_Try it_
Show each line of the records in which the word "JSON" occurs.

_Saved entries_
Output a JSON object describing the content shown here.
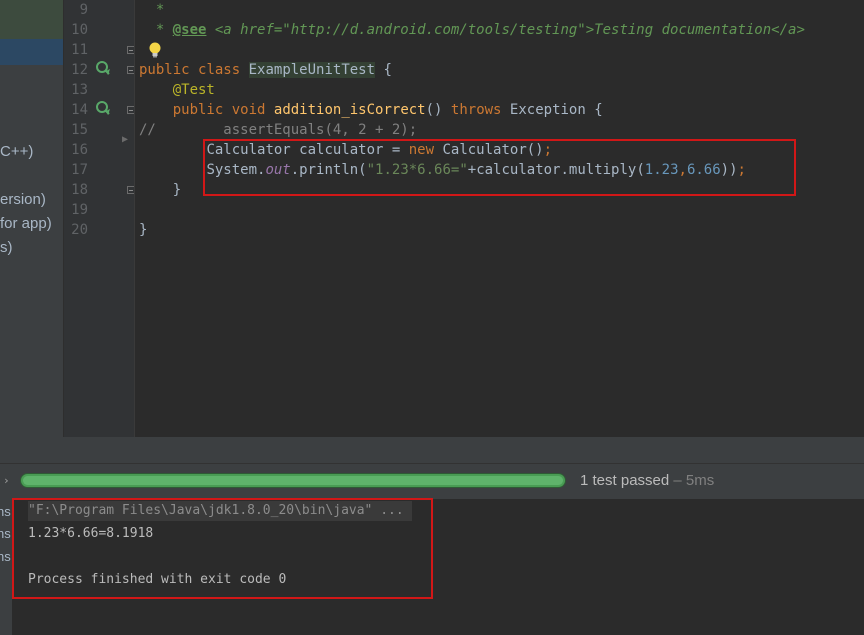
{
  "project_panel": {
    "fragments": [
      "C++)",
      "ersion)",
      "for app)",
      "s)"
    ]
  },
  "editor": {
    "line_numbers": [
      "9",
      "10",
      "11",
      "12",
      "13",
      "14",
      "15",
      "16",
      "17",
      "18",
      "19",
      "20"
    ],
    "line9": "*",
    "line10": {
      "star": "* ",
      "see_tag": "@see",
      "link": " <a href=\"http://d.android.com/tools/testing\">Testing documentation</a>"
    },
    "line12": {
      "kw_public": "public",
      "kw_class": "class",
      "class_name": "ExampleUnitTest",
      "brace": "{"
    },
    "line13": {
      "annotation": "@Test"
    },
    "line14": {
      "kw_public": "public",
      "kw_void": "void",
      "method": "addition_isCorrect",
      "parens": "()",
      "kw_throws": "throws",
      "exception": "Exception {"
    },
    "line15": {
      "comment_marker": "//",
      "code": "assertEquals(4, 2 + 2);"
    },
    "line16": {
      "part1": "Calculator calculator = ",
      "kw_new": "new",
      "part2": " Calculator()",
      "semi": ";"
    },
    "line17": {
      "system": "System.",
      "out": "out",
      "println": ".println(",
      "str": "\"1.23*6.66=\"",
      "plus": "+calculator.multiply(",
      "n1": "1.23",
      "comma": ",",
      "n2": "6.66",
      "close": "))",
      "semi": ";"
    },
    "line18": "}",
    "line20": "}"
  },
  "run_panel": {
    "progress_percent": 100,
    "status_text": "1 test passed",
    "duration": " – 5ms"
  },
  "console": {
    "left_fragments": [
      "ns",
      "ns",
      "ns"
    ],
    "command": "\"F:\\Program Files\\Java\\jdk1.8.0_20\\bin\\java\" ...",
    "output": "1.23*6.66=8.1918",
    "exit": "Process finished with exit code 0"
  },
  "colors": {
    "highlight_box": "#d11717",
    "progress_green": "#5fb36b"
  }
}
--
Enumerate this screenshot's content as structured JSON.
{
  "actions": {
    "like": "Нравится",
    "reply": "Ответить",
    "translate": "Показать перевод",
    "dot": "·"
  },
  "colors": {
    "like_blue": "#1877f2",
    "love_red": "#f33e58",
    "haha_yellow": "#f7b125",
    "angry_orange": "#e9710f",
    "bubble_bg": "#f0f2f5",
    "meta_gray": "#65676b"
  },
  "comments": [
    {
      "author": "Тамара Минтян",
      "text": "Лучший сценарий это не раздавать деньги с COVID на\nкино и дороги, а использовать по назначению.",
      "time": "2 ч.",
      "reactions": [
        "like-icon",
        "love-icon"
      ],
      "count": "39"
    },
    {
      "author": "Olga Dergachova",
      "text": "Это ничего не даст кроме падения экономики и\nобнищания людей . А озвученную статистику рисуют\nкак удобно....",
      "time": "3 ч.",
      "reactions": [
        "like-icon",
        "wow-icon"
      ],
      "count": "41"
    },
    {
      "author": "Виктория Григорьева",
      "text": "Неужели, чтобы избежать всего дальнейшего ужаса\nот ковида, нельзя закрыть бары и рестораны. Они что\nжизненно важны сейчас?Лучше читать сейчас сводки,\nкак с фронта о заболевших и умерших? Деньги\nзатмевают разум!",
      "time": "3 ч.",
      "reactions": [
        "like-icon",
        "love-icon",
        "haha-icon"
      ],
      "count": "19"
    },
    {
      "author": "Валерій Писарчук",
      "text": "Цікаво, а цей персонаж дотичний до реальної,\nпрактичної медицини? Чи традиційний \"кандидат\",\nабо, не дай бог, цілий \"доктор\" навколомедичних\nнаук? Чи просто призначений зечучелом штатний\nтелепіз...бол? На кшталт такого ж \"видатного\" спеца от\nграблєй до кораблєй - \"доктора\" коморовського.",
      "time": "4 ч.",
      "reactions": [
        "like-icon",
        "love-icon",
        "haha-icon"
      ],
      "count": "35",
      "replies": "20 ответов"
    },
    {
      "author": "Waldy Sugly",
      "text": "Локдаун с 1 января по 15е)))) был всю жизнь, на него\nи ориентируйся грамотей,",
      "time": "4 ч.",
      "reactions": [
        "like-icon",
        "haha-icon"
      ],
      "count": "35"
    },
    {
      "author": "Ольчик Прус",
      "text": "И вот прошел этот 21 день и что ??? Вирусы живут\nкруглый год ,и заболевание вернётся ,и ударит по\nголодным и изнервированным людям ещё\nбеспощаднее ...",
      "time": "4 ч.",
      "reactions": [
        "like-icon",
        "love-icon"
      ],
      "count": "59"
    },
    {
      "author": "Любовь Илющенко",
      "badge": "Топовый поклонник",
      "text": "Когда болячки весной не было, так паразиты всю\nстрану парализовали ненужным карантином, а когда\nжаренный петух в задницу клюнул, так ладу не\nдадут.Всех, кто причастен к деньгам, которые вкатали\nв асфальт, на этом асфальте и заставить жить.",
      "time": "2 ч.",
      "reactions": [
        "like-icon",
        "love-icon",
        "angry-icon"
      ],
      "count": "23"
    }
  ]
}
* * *
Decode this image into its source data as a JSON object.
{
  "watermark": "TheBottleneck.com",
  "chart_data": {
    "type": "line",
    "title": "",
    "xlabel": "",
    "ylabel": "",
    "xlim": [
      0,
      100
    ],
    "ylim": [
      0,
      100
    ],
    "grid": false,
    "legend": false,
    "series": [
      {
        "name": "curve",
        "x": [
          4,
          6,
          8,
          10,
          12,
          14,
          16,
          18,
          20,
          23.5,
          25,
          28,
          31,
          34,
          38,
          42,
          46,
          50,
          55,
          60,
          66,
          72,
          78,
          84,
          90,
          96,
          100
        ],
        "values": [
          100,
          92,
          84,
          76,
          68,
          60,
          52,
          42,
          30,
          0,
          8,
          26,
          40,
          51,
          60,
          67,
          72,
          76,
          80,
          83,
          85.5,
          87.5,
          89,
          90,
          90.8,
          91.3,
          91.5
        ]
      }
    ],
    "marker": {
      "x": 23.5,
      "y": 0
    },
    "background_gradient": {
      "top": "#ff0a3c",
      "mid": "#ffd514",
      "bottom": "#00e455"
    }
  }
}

_Task solution_
Output a JSON object describing the content shown here.
Enumerate this screenshot's content as structured JSON.
Decode this image into its source data as a JSON object.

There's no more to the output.